Renville Co., Minn., could host first major project to use wind power to produce hydrogen
BIRD ISLAND — Renville County could become host to the first large-scale commercial project to produce hydrogen from wind in the U.S.
Norfolk Wind Energy of Bird Island and Emerald H2 of Minneapolis entered into an agreement to develop the project, the companies announced Monday.
Norfolk Wind Energy is a community wind project of farmers and landowners in the area south of Bird Island. They are seeking to erect wind turbines with a capacity to produce 40 megawatts of electricity, with the opportunity to eventually expand to 100 megawatts, according to Dave Scheibel of Bird Island, its founder and president.
Emerald H2 of Minneapolis holds rights to a technology that is believed to be more efficient at using electricity to produce hydrogen from water than systems now in use, according to Scheibel.
Norfolk Wind would use electricity generated by the wind during periods of time where there is low electrical demand to produce hydrogen, said Scheibel. Electricity produced during other periods would be transmitted to the grid and sold to a utility customer.
The proposed project would be the first to demonstrate whether hydrogen can be produced from wind-produced electricity on a large scale. The proposed project would include a capacity for using 10 megawatts of wind-generated electricity to produce 500,000 kilograms of hydrogen.
Emerald H2 and Norfolk Wind are currently in discussions with a distributor to sell the hydrogen to industrial customers within a 100- to 150-mile radius of Bird Island. Hydrogen is used in a wide range of industrial applications, from oil refining and altering stainless steel to producing polymers, solvents and even the fats for margarine.
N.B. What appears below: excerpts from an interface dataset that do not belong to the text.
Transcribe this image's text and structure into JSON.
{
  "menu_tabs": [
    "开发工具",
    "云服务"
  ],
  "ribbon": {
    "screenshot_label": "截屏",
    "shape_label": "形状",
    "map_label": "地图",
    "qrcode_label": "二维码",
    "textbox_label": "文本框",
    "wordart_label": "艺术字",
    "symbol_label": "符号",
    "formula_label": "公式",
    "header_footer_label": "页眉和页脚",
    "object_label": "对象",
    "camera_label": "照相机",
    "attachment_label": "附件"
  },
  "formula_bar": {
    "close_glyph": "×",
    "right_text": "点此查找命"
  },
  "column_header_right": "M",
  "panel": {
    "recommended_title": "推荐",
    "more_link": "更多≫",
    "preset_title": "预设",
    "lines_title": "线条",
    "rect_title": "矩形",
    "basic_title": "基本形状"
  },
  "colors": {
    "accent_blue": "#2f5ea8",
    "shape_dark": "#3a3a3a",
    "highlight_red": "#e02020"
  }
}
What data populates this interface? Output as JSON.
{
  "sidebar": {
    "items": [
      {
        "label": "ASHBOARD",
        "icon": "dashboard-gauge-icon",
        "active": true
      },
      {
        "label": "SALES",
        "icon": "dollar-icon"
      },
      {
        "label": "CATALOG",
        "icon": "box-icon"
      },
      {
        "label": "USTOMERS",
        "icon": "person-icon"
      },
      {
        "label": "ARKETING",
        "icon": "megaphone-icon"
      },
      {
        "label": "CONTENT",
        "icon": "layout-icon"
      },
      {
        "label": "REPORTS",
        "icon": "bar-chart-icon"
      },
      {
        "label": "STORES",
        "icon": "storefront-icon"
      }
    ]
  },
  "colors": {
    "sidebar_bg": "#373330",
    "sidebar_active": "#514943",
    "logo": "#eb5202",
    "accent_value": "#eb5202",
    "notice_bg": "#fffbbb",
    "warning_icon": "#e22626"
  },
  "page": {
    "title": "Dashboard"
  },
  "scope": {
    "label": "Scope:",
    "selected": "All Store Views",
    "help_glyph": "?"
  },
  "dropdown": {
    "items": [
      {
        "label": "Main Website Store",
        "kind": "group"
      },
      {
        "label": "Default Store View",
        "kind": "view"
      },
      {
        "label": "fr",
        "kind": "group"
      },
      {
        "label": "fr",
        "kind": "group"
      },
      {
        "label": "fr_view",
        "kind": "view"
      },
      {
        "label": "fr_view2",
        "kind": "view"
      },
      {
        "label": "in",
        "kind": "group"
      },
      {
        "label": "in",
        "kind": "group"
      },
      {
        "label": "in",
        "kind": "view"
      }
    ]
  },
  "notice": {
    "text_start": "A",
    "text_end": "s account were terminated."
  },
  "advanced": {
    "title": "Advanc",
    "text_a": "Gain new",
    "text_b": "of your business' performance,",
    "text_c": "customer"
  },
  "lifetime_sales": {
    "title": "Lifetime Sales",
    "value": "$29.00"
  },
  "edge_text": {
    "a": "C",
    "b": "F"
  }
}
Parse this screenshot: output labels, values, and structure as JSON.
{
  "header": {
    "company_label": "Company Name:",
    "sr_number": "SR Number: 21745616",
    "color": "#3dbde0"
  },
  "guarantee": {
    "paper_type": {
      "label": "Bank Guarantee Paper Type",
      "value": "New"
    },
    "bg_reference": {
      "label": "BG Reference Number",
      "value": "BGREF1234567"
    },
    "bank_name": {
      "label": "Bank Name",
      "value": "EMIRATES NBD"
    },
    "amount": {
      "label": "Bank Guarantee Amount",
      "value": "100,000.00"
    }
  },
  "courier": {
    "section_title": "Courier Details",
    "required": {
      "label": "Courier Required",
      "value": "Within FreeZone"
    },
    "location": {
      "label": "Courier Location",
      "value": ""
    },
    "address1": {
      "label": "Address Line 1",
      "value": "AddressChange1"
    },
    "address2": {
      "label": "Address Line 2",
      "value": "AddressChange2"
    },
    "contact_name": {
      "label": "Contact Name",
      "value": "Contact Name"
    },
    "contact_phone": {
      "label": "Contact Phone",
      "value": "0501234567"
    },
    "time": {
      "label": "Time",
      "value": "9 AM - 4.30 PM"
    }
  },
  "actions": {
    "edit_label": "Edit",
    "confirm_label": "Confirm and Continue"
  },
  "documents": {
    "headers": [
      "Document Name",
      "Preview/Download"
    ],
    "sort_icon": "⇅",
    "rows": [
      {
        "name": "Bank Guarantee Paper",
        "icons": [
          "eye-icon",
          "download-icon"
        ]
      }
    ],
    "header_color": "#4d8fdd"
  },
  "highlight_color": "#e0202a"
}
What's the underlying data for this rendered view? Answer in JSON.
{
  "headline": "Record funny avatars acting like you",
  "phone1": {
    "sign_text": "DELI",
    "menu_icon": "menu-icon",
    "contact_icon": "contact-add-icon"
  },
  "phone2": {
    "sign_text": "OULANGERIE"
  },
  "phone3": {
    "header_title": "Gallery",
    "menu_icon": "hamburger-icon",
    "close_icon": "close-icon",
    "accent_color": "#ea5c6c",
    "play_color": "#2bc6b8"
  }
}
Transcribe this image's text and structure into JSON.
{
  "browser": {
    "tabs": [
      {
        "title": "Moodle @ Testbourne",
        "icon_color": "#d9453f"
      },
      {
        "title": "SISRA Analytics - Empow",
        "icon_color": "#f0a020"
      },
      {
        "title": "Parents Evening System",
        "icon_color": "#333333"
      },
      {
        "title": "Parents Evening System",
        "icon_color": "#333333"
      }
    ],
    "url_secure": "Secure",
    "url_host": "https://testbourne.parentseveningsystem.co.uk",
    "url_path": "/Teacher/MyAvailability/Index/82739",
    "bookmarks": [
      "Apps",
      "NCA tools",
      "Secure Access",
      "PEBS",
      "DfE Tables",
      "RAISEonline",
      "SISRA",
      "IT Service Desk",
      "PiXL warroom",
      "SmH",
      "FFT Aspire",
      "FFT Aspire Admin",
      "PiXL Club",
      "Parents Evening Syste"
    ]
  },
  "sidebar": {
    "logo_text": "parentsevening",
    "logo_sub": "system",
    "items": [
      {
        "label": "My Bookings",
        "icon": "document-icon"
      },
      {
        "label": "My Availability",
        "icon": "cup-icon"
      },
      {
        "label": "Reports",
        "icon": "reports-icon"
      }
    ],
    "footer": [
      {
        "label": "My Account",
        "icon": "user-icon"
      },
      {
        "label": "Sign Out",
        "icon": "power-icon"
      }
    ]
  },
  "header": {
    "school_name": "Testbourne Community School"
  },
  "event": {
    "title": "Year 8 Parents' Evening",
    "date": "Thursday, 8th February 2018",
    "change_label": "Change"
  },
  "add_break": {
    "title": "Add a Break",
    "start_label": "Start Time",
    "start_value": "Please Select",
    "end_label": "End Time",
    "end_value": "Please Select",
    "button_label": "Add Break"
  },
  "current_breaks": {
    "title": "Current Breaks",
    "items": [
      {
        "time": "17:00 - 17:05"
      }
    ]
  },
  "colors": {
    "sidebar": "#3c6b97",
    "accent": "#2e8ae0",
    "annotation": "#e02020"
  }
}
If this proves viable, Scheibel said the hope here is to eventually use the hydrogen to make anhydrous ammonia. In effect, Renville County farmers would be taking advantage of the winds blowing over their crops to produce the fertilizer they use on them.
Anhydrous ammonia for fertilizer is currently made from natural gas.
Scheibel said Norfolk Wind is hoping to have its permitting and financing processes completed this summer. Work on erecting the first towers could begin late this year, he said.
Norfolk Wind has agreements covering 5,000 acres of land to erect towers.
The Bird Island location provides the company with an economical access point to the electrical grid, and was the basis for starting the community wind venture.
“We’re optimistic, but like I said, we’ve got a little way to go yet,’’ said Scheibel of the venture.